The Court is not persuaded by Baptist-Memphis's argument that, had it made its request pursuant to the initial NPR, it could have faced False Claims Act liability by "knowingly submitt[ing] an improperly inflated exception request based on inaccurate home office costs that were subsequently lowered in the revised NPR." Pl.'s SJM at 19. Had Baptist-Memphis filed a request based on the initial NPR and a good-faith estimate of allowable costs, it would not have risked False Claims Act liability-which attaches only when a person "knowingly" presents a false claim for payment. See 31 U.S.C. § 3729(a)(1)(A). Baptist-Memphis could then have filed a modified request to reflect the revised NPR's adjusted home office costs. In any event, there is no evidence in the record that Baptist-Memphis failed to timely file an exception request pursuant to the initial NPR due to concerns about False Claims Act liability. See A.R. 345 (testimony of Paul Trower, witness for Baptist-Memphis, that he did not know "why the hospital did not file an exception request from the original NPR"), 347 (testimony of Paul Trower that he was not aware of any records explaining why Baptist-Memphis had failed to request exception relief pursuant to the initial NPR). Nor is there evidence that the Intermediary encouraged Baptist-Memphis not to file an exception request pursuant to the initial NPR. See id. at 376.

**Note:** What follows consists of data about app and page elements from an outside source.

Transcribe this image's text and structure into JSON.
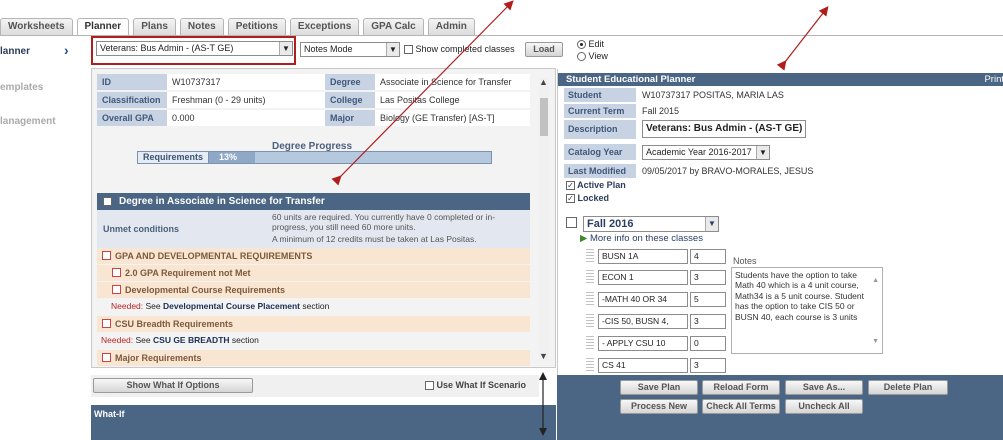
{
  "tabs": [
    {
      "label": "Worksheets"
    },
    {
      "label": "Planner"
    },
    {
      "label": "Plans"
    },
    {
      "label": "Notes"
    },
    {
      "label": "Petitions"
    },
    {
      "label": "Exceptions"
    },
    {
      "label": "GPA Calc"
    },
    {
      "label": "Admin"
    }
  ],
  "nav": {
    "planner": "lanner",
    "templates": "emplates",
    "management": "lanagement",
    "active_chevron": "›"
  },
  "controls": {
    "plan_select": "Veterans: Bus Admin - (AS-T GE)",
    "mode_select": "Notes Mode",
    "show_completed": "Show completed classes",
    "load": "Load",
    "edit": "Edit",
    "view": "View"
  },
  "student_info": {
    "id_label": "ID",
    "id": "W10737317",
    "degree_label": "Degree",
    "degree": "Associate in Science for Transfer",
    "class_label": "Classification",
    "classification": "Freshman (0 - 29 units)",
    "college_label": "College",
    "college": "Las Positas College",
    "gpa_label": "Overall GPA",
    "gpa": "0.000",
    "major_label": "Major",
    "major": "Biology (GE Transfer) [AS-T]"
  },
  "progress": {
    "title": "Degree Progress",
    "label": "Requirements",
    "percent_text": "13%",
    "percent": 13
  },
  "degree_block": {
    "title": "Degree in Associate in Science for Transfer",
    "unmet_label": "Unmet conditions",
    "unmet_line1": "60 units are required. You currently have 0 completed or in-progress, you still need 60 more units.",
    "unmet_line2": "A minimum of 12 credits must be taken at Las Positas."
  },
  "requirements": [
    {
      "label": "GPA AND DEVELOPMENTAL REQUIREMENTS"
    },
    {
      "label": "2.0 GPA Requirement not Met"
    },
    {
      "label": "Developmental Course Requirements"
    },
    {
      "needed": "Needed:",
      "see": "See",
      "link": "Developmental Course Placement",
      "suffix": "section"
    },
    {
      "label": "CSU Breadth Requirements"
    },
    {
      "needed": "Needed:",
      "see": "See",
      "link": "CSU GE BREADTH",
      "suffix": "section"
    },
    {
      "label": "Major Requirements"
    }
  ],
  "whatif": {
    "show_options": "Show What If Options",
    "use_scenario": "Use What If Scenario",
    "heading": "What-If"
  },
  "planner": {
    "title": "Student Educational Planner",
    "print": "Print",
    "student_label": "Student",
    "student": "W10737317 POSITAS, MARIA LAS",
    "term_label": "Current Term",
    "term": "Fall 2015",
    "desc_label": "Description",
    "description": "Veterans: Bus Admin - (AS-T GE)",
    "catalog_label": "Catalog Year",
    "catalog": "Academic Year 2016-2017",
    "modified_label": "Last Modified",
    "modified": "09/05/2017 by BRAVO-MORALES, JESUS",
    "active_plan": "Active Plan",
    "locked": "Locked"
  },
  "term_block": {
    "term": "Fall 2016",
    "more_info": "More info on these classes",
    "courses": [
      {
        "course": "BUSN 1A",
        "units": "4"
      },
      {
        "course": "ECON 1",
        "units": "3"
      },
      {
        "course": "-MATH 40 OR 34",
        "units": "5"
      },
      {
        "course": "-CIS 50, BUSN 4,",
        "units": "3"
      },
      {
        "course": "- APPLY CSU 10",
        "units": "0"
      },
      {
        "course": "CS 41",
        "units": "3"
      }
    ],
    "notes_label": "Notes",
    "notes_text": "Students have the option to take Math 40 which is a 4 unit course, Math34 is a 5 unit course. Student has the option to take CIS 50 or BUSN 40, each course is  3 units"
  },
  "actions": {
    "save_plan": "Save Plan",
    "reload_form": "Reload Form",
    "save_as": "Save As...",
    "delete_plan": "Delete Plan",
    "process_new": "Process New",
    "check_all_terms": "Check All Terms",
    "uncheck_all": "Uncheck All"
  },
  "colors": {
    "header_blue": "#4b6585",
    "label_blue": "#c7d3e3",
    "requirement_tan": "#f8e5d2",
    "annotation_red": "#b11d1d"
  }
}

As the Court found above, Baptist-Memphis could have requested exception relief pursuant to the initial NPR. The SNF costs for which it sought an RCL exception were not affected by the revised NPR. Accordingly, having found that the Secretary's issue-specific interpretation of 42 C.F.R. § 413.30(c) is reasonable, the Court finds that the Secretary properly applied that interpretation to deny Baptist-Memphis's exception request as untimely.
For the reasons stated herein, plaintiff's Motion  for Summary Judgment will be DENIED and defendant's Motion  for Summary Judgment will be GRANTED.
A separate order consistent with this memorandum opinion shall issue this date.
Signed by Royce C. Lamberth, Chief Judge, on March 11, 2011.